▶ [What the task requires] Extract all lines from the data beneath that include the word "attribute".

───── Records to process

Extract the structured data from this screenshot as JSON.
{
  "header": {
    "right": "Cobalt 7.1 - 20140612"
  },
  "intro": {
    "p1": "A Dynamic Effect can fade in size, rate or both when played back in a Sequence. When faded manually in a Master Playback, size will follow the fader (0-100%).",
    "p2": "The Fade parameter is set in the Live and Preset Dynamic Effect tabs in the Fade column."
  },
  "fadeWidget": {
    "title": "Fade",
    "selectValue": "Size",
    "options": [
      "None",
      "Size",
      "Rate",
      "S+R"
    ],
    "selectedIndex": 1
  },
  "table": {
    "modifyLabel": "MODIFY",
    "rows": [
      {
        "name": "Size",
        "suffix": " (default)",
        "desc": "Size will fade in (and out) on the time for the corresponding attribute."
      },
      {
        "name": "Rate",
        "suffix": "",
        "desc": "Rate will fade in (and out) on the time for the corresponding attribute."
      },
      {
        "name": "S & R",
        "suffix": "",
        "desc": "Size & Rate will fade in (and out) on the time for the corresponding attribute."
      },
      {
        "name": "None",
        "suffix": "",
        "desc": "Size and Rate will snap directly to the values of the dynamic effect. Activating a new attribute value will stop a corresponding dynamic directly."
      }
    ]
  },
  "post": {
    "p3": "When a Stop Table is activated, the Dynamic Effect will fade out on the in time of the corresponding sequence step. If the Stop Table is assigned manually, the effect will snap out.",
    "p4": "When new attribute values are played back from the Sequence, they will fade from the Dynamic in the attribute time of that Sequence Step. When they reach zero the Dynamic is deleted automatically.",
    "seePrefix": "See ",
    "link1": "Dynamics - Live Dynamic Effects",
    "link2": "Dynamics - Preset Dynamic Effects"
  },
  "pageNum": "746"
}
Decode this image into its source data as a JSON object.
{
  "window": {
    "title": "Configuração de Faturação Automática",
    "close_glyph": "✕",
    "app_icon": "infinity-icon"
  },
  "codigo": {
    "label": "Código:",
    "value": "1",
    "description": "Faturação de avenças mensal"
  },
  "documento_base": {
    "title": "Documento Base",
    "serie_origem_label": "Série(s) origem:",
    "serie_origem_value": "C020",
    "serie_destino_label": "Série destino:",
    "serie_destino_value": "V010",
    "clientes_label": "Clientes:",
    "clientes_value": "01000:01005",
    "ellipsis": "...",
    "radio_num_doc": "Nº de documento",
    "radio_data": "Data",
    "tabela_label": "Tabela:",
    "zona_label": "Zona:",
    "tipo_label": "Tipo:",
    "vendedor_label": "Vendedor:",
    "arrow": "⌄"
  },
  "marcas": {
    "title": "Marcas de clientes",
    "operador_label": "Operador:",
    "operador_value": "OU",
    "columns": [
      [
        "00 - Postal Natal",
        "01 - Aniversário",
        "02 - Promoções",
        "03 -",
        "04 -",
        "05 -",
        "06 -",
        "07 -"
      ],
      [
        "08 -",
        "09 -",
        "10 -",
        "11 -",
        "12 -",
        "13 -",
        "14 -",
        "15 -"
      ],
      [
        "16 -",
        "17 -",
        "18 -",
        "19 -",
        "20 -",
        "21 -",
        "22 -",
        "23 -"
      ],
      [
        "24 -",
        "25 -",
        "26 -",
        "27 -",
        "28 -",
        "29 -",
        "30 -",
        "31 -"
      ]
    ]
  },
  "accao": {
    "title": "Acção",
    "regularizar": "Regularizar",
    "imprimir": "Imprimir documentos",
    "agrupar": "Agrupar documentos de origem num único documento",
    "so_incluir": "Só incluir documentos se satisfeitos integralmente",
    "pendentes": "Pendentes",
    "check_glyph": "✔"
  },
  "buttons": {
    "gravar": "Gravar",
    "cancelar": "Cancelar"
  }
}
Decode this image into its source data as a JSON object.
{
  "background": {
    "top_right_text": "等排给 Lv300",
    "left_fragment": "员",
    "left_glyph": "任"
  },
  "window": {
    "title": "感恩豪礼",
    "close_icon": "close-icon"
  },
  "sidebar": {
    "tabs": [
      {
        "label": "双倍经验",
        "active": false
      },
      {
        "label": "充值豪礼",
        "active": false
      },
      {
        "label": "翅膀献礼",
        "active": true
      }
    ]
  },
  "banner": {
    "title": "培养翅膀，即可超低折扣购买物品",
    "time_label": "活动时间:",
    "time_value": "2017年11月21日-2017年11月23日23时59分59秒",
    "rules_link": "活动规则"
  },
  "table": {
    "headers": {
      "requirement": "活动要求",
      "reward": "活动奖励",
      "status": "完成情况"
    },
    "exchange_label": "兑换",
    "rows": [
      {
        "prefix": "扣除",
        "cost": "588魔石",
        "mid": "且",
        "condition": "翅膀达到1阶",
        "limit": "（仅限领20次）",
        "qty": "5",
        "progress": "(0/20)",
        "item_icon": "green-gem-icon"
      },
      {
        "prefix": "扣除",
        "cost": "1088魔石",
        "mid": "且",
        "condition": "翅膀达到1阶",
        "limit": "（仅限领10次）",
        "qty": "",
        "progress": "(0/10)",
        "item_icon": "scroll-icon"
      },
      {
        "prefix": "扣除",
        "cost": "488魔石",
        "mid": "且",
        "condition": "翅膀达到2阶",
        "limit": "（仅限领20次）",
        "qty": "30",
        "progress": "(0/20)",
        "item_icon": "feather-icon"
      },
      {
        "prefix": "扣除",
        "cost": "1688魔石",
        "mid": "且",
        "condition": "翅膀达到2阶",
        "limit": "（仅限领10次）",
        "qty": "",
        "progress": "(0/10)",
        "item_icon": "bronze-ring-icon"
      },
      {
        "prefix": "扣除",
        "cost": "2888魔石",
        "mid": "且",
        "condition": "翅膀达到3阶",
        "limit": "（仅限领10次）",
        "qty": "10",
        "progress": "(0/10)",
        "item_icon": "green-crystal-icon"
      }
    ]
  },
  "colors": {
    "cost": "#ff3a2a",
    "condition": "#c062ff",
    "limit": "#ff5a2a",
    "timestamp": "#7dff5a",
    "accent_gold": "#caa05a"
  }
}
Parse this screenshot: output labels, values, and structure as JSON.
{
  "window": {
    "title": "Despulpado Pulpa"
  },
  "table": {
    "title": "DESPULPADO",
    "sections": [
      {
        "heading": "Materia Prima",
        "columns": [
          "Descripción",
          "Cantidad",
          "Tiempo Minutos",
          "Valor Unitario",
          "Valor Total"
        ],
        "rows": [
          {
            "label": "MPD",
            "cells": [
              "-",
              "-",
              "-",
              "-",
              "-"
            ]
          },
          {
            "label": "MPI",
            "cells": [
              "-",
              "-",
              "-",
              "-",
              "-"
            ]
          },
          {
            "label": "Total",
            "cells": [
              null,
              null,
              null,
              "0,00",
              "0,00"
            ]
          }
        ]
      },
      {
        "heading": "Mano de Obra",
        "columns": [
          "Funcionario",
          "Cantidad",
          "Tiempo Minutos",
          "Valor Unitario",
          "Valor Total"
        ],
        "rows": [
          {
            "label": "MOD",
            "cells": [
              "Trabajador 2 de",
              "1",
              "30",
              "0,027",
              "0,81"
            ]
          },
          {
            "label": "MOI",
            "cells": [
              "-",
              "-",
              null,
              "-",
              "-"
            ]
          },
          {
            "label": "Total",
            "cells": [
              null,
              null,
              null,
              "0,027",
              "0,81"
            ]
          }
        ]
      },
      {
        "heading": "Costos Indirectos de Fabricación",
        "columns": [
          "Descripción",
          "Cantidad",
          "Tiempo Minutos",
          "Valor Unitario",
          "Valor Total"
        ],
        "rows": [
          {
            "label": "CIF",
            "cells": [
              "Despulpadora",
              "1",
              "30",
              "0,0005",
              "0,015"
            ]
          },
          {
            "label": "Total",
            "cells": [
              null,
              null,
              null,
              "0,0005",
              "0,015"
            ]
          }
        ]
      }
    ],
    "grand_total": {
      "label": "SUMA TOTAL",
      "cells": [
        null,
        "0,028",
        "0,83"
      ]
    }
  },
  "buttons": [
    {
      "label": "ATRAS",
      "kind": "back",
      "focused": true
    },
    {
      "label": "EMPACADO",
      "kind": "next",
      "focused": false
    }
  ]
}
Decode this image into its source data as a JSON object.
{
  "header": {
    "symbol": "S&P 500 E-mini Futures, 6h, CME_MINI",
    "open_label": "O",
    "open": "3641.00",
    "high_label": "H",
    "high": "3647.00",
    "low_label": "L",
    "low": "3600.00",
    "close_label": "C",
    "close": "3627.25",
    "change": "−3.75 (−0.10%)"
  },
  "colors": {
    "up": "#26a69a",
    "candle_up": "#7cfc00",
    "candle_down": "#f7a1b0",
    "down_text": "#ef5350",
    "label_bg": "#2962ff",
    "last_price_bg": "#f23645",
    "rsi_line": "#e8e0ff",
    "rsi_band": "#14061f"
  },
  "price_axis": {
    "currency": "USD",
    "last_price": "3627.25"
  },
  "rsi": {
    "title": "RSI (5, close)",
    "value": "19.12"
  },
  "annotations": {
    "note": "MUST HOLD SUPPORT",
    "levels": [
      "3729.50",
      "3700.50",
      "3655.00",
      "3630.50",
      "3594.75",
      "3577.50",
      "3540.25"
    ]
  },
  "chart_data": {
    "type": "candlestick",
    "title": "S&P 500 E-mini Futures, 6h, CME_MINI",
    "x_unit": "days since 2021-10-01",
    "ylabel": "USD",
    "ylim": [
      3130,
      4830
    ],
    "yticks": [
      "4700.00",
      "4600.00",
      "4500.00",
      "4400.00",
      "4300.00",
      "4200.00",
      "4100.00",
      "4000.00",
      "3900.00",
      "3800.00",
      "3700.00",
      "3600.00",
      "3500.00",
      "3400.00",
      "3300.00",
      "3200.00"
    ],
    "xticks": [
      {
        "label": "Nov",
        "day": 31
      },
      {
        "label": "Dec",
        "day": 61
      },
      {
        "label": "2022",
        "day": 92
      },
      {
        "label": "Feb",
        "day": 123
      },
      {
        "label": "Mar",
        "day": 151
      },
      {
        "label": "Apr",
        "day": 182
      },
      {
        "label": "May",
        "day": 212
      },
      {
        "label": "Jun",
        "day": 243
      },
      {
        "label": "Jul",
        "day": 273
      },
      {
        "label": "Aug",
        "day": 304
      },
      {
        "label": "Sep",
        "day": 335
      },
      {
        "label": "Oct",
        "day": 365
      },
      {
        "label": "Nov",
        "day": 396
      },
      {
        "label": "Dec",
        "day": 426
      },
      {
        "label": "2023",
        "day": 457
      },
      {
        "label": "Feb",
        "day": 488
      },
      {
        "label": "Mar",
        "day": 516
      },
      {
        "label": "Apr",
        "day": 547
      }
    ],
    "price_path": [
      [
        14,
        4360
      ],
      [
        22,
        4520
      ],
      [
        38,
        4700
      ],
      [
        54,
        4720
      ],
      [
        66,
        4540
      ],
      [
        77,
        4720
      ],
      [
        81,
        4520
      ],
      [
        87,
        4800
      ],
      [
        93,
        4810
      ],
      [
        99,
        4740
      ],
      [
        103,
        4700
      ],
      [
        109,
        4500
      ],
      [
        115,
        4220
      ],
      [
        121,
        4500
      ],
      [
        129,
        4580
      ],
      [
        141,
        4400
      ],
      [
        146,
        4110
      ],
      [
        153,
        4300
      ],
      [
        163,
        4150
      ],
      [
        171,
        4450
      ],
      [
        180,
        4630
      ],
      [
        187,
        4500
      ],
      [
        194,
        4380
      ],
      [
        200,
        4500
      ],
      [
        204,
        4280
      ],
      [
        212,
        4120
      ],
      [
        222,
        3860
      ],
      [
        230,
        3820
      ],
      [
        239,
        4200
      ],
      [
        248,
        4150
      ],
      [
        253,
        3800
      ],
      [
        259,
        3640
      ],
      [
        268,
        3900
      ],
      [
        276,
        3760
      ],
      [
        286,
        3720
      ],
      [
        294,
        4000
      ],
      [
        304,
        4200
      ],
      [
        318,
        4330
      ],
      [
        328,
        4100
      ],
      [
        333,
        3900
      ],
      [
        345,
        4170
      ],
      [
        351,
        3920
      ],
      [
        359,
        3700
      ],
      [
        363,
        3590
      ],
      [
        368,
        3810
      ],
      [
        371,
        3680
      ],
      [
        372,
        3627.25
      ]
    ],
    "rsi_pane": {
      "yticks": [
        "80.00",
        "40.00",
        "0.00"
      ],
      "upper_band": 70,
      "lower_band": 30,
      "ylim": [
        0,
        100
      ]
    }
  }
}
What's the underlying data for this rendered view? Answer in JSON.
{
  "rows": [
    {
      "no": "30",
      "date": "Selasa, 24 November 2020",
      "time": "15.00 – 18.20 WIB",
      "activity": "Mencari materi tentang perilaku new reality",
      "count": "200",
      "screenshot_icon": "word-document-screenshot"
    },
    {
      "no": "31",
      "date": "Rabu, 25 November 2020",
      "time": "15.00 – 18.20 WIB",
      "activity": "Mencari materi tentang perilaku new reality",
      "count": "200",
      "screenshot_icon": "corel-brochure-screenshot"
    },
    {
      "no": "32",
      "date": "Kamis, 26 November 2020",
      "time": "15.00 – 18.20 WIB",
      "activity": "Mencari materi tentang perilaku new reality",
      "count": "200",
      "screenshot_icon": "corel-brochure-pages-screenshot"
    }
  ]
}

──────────

▶ [Expected answer]
        "desc": "Size will fade in (and out) on the time for the corresponding attribute."
        "desc": "Rate will fade in (and out) on the time for the corresponding attribute."
        "desc": "Size & Rate will fade in (and out) on the time for the corresponding attribute."
        "desc": "Size and Rate will snap directly to the values of the dynamic effect. Activating a new attribute value will stop a corresponding dynamic directly."
    "p4": "When new attribute values are played back from the Sequence, they will fade from the Dynamic in the attribute time of that Sequence Step. When they reach zero the Dynamic is deleted automatically.",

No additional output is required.